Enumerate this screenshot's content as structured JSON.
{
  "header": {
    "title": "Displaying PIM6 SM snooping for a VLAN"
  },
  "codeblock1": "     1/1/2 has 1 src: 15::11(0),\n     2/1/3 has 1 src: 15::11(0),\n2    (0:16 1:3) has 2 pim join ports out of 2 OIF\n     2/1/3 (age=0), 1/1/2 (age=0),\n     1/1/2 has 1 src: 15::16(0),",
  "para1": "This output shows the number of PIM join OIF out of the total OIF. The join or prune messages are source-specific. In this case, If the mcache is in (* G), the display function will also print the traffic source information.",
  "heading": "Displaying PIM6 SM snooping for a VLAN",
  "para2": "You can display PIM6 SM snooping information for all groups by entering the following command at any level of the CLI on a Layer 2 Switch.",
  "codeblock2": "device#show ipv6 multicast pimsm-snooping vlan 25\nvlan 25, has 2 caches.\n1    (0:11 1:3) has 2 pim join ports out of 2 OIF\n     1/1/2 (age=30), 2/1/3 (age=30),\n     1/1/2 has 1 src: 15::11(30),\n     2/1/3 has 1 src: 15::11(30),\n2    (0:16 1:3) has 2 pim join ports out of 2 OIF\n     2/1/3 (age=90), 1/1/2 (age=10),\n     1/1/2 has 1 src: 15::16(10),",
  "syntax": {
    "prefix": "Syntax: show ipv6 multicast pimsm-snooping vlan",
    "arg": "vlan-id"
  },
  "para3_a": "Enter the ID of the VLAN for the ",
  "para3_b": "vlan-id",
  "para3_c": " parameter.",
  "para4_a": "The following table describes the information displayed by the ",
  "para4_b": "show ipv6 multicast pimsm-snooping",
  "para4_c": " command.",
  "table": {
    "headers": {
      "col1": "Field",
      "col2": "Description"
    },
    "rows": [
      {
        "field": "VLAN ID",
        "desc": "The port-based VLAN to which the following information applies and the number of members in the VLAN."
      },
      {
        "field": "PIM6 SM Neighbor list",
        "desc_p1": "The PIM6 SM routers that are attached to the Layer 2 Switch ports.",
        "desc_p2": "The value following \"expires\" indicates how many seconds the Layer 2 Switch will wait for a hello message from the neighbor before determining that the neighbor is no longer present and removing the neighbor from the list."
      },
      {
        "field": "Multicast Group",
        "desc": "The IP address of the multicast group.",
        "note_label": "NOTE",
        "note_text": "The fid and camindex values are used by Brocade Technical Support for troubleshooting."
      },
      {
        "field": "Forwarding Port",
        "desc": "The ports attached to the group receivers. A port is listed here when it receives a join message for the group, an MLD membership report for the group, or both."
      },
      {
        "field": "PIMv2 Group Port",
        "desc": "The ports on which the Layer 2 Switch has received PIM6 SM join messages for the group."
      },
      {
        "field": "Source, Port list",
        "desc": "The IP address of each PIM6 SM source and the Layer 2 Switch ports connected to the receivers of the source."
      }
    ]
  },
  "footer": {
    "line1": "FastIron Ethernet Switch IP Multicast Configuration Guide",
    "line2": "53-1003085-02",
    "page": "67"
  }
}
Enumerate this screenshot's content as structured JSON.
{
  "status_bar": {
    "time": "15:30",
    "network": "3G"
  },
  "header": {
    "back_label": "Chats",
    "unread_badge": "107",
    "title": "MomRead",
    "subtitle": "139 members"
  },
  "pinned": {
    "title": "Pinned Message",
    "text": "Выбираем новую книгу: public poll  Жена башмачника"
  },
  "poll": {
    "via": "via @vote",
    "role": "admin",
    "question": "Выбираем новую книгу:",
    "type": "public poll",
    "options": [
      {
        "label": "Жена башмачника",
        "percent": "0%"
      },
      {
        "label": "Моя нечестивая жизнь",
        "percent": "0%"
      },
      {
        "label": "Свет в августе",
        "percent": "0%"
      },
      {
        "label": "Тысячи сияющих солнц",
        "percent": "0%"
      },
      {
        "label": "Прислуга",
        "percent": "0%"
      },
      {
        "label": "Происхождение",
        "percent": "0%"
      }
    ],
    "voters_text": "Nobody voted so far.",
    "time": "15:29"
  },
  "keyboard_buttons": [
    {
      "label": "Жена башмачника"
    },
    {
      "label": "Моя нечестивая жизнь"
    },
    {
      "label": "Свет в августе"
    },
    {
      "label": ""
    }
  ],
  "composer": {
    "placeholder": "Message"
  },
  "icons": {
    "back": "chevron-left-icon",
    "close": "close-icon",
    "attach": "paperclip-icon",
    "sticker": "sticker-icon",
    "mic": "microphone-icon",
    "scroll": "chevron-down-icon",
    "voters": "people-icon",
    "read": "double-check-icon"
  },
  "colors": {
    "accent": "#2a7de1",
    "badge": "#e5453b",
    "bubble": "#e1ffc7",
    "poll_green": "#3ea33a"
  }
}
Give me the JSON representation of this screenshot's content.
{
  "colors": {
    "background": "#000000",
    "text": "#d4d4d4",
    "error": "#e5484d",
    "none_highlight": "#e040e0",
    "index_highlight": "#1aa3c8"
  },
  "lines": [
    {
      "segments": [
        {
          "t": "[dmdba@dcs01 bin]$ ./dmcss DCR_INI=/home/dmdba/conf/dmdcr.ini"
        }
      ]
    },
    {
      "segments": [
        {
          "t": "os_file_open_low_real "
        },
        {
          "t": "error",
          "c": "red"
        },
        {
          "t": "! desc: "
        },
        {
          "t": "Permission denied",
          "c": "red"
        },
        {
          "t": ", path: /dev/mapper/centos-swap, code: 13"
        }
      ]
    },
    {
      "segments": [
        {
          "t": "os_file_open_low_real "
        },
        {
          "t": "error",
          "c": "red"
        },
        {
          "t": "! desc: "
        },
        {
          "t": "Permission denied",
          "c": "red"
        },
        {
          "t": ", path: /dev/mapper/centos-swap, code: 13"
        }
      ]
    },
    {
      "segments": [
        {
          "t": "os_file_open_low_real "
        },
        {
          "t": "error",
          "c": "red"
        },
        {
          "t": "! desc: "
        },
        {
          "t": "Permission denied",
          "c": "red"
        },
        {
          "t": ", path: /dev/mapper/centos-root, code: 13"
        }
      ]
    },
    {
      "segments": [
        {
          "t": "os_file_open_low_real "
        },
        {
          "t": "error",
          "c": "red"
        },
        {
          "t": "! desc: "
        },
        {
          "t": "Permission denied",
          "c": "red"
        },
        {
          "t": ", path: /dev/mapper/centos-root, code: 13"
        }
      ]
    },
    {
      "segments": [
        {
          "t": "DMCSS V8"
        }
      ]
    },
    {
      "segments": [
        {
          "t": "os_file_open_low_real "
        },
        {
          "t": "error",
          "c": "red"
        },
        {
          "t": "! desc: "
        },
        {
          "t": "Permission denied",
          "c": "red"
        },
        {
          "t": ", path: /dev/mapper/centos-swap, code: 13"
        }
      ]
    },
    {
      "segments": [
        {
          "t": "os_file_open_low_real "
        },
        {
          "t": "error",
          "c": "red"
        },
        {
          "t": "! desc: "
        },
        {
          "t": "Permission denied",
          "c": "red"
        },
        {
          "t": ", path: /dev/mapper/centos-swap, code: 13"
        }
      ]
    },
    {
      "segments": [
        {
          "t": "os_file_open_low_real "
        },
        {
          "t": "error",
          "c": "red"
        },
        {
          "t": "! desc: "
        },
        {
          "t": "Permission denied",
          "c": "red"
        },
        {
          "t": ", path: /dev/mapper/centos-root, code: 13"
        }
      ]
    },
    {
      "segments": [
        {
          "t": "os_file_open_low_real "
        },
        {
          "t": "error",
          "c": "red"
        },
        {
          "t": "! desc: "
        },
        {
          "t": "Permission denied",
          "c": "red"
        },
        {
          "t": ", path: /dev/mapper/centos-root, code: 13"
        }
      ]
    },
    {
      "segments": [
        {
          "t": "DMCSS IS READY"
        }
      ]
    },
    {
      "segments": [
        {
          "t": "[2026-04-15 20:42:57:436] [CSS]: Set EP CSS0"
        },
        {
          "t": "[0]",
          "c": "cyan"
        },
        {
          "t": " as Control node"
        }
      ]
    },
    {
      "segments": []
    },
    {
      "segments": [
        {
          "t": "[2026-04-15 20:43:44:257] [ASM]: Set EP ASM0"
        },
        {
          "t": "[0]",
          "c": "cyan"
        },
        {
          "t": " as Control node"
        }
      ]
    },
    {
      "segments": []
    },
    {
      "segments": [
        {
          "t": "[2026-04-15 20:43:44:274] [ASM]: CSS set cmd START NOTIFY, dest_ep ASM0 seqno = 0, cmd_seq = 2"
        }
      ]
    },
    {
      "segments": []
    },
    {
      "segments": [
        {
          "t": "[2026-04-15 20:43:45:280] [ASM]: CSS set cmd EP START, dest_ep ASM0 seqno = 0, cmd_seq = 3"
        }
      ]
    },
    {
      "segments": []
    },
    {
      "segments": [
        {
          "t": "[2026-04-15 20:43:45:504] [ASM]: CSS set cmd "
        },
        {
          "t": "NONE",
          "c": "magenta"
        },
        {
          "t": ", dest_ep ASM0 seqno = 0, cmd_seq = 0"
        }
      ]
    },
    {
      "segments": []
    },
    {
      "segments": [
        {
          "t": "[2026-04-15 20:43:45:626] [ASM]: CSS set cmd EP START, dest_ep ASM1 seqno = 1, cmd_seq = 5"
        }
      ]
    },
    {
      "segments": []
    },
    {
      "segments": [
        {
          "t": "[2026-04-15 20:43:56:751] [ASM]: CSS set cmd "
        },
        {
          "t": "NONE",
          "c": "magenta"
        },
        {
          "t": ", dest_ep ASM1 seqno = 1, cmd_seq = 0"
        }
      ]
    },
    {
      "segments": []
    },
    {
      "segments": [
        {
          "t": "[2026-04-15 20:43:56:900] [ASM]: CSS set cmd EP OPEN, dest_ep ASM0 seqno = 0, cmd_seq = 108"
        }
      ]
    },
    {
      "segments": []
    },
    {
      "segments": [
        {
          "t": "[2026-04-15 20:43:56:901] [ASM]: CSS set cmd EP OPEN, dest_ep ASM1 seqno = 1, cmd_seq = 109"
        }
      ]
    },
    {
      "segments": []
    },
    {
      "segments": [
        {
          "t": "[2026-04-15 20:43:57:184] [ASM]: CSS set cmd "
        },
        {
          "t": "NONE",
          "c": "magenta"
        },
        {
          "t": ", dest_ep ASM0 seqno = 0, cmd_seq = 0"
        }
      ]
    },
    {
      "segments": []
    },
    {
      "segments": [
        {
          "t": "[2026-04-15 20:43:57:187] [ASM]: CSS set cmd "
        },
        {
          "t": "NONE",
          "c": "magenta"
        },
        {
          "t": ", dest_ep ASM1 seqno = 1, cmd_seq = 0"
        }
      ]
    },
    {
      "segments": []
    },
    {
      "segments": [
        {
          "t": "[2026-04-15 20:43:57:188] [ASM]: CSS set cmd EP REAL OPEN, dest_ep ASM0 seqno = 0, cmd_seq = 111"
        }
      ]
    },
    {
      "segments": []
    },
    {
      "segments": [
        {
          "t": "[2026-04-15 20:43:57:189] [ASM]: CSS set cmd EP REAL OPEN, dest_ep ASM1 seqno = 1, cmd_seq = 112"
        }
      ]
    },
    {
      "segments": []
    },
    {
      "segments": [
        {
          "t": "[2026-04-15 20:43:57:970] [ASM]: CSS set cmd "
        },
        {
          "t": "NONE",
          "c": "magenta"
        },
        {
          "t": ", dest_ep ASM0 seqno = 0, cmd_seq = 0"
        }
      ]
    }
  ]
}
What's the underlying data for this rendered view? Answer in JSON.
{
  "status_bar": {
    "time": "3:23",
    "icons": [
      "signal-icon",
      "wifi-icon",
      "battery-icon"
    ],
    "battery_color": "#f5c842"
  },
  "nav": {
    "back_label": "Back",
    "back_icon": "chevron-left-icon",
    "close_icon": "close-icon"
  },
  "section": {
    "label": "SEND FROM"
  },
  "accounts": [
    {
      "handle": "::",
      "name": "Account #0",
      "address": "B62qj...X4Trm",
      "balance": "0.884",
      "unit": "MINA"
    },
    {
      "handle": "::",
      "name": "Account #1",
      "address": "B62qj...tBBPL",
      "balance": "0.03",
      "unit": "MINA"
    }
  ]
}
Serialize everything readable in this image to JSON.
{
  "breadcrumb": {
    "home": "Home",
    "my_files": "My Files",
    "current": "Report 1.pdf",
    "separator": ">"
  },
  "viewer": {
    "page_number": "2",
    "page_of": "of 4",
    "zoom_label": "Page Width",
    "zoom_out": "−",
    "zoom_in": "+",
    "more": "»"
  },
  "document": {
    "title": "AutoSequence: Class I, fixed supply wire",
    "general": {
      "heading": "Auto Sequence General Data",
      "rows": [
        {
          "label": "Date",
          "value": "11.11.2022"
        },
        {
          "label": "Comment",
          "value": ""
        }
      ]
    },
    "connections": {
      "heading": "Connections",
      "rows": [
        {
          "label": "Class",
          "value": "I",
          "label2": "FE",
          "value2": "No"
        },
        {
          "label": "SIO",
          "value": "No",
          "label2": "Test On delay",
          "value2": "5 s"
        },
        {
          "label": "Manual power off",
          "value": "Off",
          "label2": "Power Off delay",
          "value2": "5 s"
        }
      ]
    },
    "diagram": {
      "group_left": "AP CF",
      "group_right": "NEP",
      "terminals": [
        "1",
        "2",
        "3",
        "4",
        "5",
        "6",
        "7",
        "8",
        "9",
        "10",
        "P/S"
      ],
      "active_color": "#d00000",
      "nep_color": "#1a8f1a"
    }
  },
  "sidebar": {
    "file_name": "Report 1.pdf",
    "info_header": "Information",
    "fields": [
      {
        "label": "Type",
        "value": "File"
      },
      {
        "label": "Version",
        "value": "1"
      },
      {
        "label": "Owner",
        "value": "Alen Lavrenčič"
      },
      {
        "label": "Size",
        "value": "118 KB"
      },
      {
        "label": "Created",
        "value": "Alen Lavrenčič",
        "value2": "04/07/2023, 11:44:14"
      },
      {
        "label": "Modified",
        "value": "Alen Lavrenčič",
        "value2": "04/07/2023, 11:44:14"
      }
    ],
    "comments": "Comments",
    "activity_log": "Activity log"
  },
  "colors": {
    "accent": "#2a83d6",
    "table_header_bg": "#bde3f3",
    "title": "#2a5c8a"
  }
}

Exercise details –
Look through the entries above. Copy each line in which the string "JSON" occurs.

Task solution –
Enumerate this screenshot's content as structured JSON.
Enumerate this screenshot's content as structured JSON.
Give me the JSON representation of this screenshot's content.
What's the underlying data for this rendered view? Answer in JSON.
Serialize everything readable in this image to JSON.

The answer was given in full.